##### The data #####
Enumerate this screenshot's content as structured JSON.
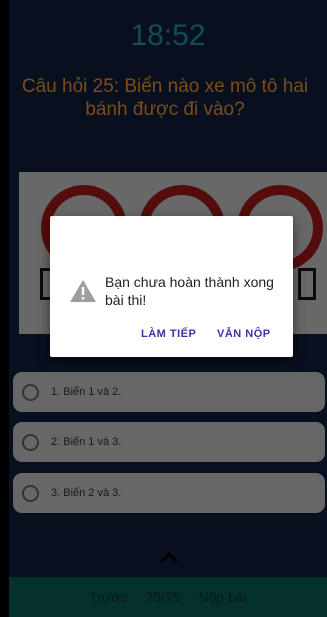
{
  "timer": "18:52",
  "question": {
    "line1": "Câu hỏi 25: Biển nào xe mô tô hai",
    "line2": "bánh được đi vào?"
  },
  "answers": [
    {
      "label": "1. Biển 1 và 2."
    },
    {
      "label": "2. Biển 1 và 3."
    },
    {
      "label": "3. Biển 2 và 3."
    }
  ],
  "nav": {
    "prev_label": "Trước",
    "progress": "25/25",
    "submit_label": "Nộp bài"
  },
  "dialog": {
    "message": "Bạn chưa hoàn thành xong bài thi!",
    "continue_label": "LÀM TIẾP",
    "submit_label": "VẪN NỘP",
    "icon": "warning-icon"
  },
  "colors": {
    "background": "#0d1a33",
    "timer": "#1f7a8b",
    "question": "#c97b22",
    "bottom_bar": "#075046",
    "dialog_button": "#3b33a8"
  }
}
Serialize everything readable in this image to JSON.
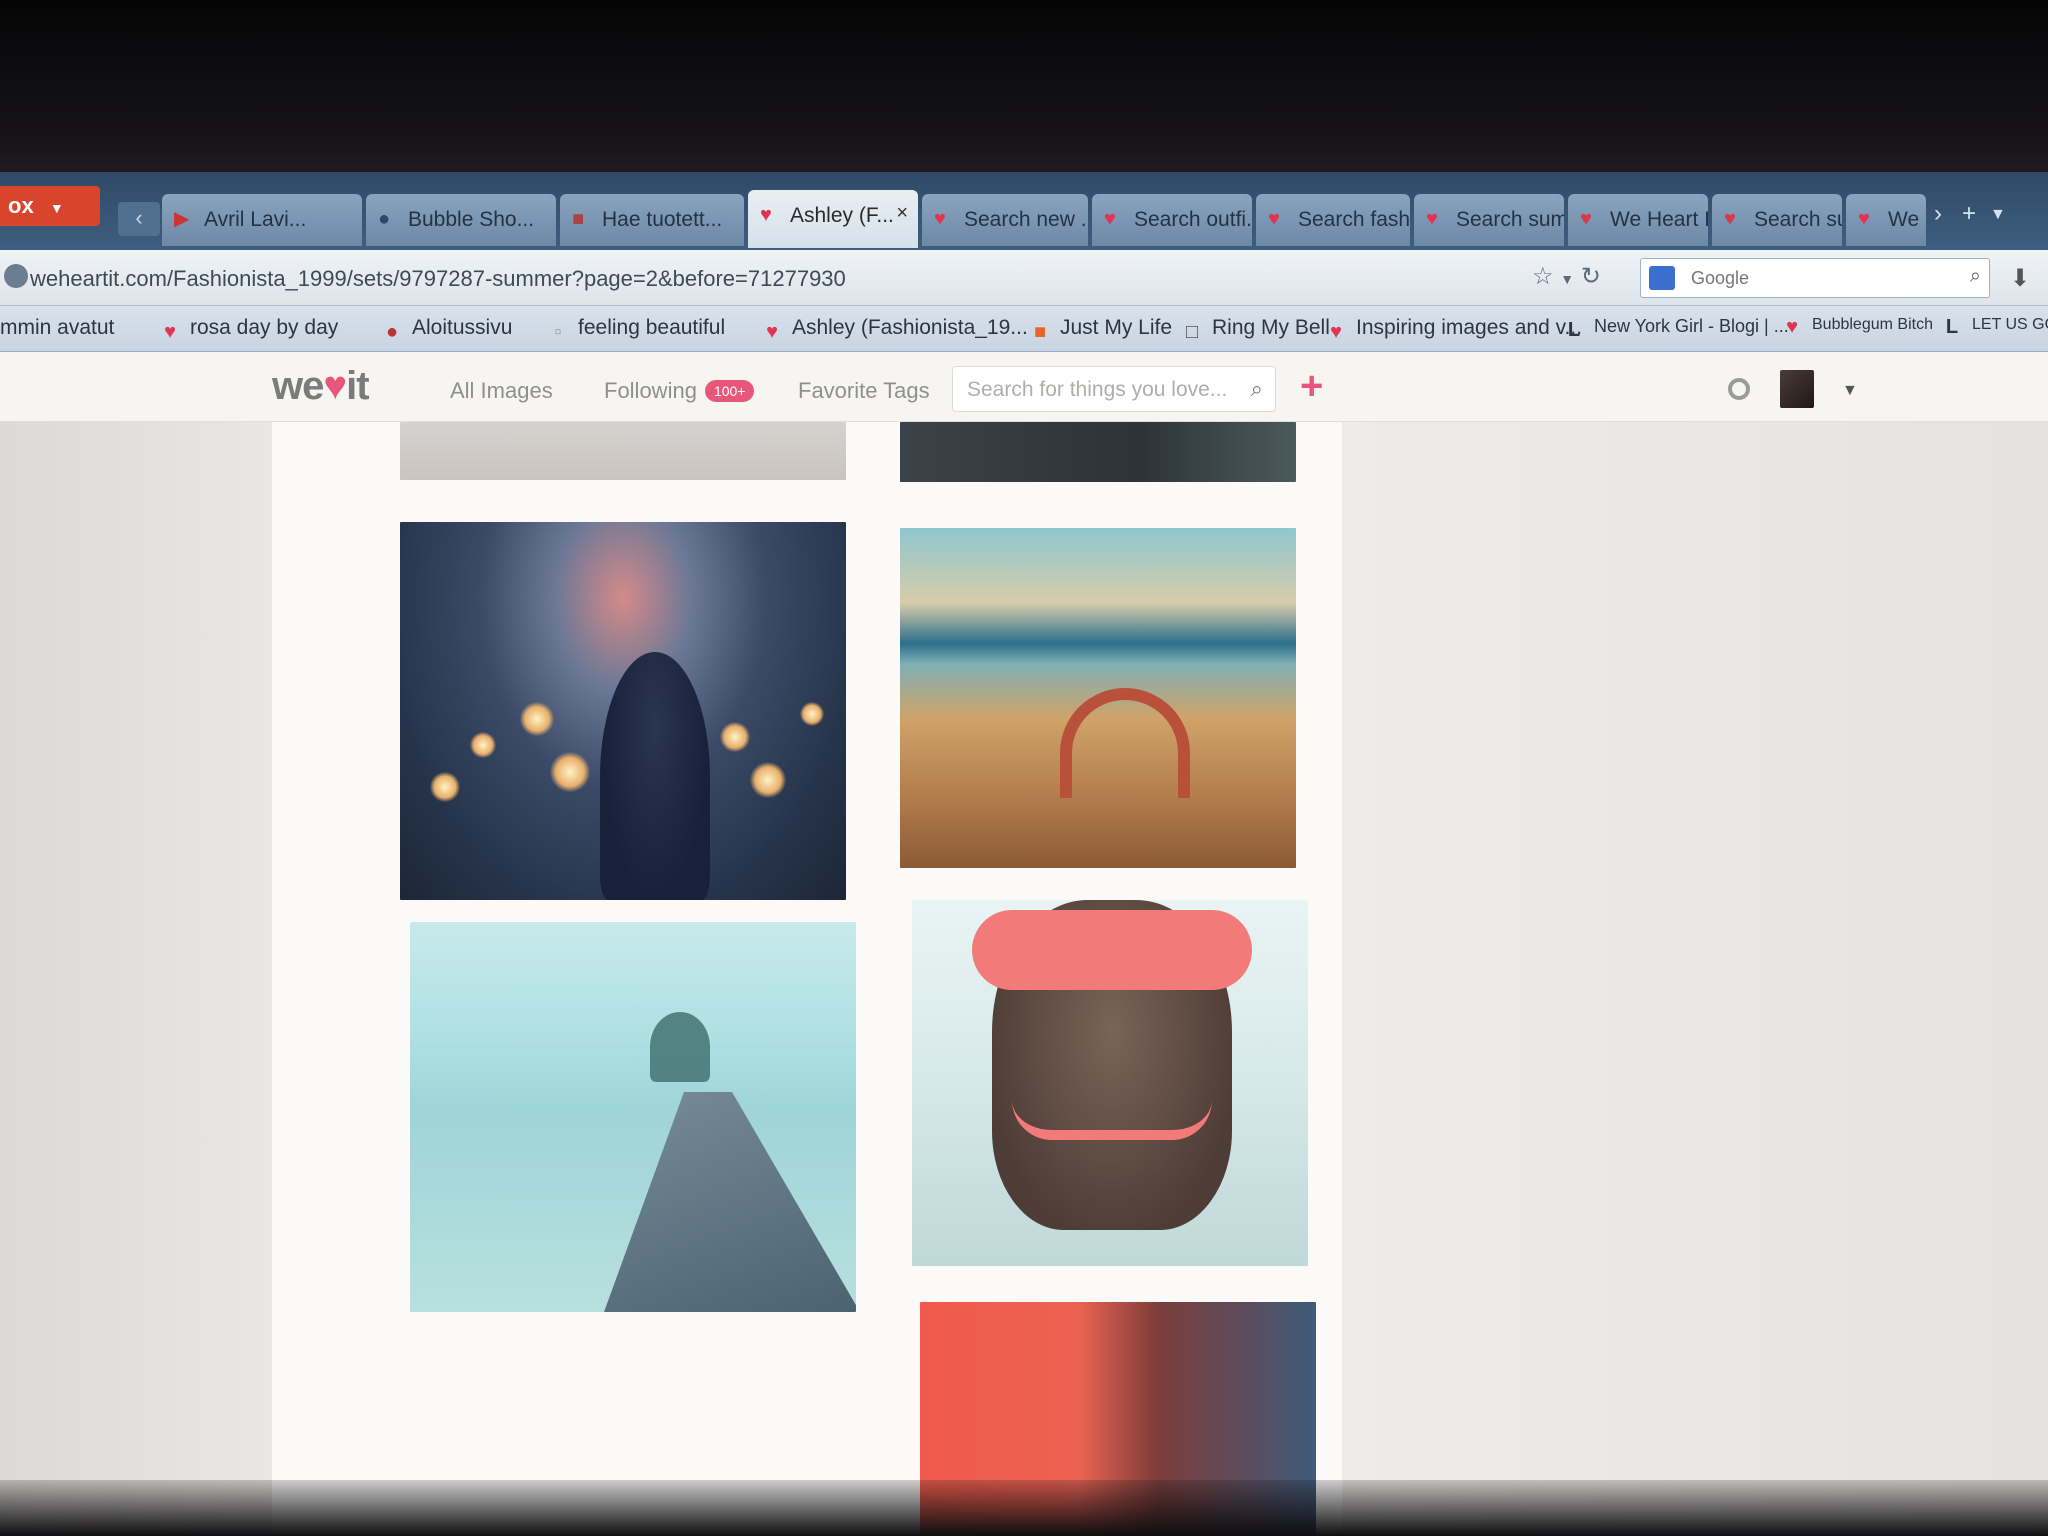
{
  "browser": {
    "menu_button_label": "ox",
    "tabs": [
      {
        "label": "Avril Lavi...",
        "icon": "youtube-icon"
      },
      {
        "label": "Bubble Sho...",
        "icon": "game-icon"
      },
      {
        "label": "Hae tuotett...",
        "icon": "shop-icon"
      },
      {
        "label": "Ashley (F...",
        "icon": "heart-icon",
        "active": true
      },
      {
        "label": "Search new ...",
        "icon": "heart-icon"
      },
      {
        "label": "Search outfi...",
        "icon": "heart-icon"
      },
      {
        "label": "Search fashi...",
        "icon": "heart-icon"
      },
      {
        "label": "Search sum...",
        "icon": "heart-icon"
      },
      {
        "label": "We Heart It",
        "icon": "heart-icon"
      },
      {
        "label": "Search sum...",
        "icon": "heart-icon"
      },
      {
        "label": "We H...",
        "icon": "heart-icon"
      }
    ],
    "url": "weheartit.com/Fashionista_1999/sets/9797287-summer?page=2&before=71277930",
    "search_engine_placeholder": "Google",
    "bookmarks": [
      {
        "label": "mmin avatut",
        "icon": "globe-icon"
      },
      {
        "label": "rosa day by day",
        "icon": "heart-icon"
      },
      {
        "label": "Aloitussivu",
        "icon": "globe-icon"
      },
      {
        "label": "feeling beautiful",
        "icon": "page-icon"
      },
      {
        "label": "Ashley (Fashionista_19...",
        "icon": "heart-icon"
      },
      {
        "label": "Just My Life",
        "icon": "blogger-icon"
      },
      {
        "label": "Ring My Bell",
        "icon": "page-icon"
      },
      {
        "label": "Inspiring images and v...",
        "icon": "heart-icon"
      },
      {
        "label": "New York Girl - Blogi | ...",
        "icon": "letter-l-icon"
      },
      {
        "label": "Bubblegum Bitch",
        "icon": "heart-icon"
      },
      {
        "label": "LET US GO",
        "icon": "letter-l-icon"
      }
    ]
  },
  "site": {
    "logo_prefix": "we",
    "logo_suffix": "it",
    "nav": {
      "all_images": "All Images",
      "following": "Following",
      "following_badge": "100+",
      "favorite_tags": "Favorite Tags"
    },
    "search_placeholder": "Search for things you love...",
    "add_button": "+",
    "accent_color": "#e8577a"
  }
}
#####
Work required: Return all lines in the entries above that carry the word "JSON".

Result for this exercise:
Enumerate this screenshot's content as structured JSON.
Serialize everything readable in this image to JSON.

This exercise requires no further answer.